Results

Utilising point distances <1 km and <5 km as a measure for contiguity resulted in poor discrimination between map-based CPs/non-CPs (TSS 0.279-0.344 and 0.385-0.400, respectively). Point distance <1 km missed a high proportion of map-based CPs; <5 km point distance picked up a high proportion of map-based non-CPs as CPs. Area-weighted tessellation performed best, with reasonable discrimination between map-based CPs/non-CPs (TSS 0.617-0.737) and comparable mean degree and density. Landscape features altered network properties considerably when taken into account.

Conclusion
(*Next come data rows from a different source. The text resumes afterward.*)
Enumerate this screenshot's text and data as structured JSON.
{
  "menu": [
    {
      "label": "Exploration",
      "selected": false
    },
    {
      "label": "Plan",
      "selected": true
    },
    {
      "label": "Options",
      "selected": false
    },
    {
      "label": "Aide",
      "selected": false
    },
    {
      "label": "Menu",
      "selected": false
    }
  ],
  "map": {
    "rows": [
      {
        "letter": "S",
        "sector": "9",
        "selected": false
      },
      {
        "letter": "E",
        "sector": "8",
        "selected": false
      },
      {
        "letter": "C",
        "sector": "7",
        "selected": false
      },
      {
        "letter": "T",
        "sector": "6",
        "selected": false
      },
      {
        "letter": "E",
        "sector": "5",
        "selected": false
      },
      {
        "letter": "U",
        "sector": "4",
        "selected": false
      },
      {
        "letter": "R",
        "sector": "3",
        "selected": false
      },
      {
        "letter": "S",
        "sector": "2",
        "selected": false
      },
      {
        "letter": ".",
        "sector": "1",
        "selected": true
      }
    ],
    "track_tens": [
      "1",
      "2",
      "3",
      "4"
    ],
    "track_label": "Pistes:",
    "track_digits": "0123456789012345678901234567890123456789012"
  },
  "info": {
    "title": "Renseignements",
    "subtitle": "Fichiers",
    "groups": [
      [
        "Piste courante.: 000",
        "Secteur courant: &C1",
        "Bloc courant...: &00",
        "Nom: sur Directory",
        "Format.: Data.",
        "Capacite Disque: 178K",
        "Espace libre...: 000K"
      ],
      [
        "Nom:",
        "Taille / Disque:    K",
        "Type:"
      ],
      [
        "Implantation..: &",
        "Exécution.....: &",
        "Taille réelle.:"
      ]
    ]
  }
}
The farming landscape is not homogeneous. Basing contiguity on geographic locations of field boundaries and including landscape features known to affect transmission into FMD models are likely to improve individual farm-level accuracy of spatial predictions in the event of future outbreaks. If a substantial proportion of FMD transmission events are by contiguous spread, and CPs should be assigned an elevated relative transmission rate, the shape of the kernel could be significantly altered since ability to discriminate between map-based CPs and non-CPs is different over different Euclidean distances.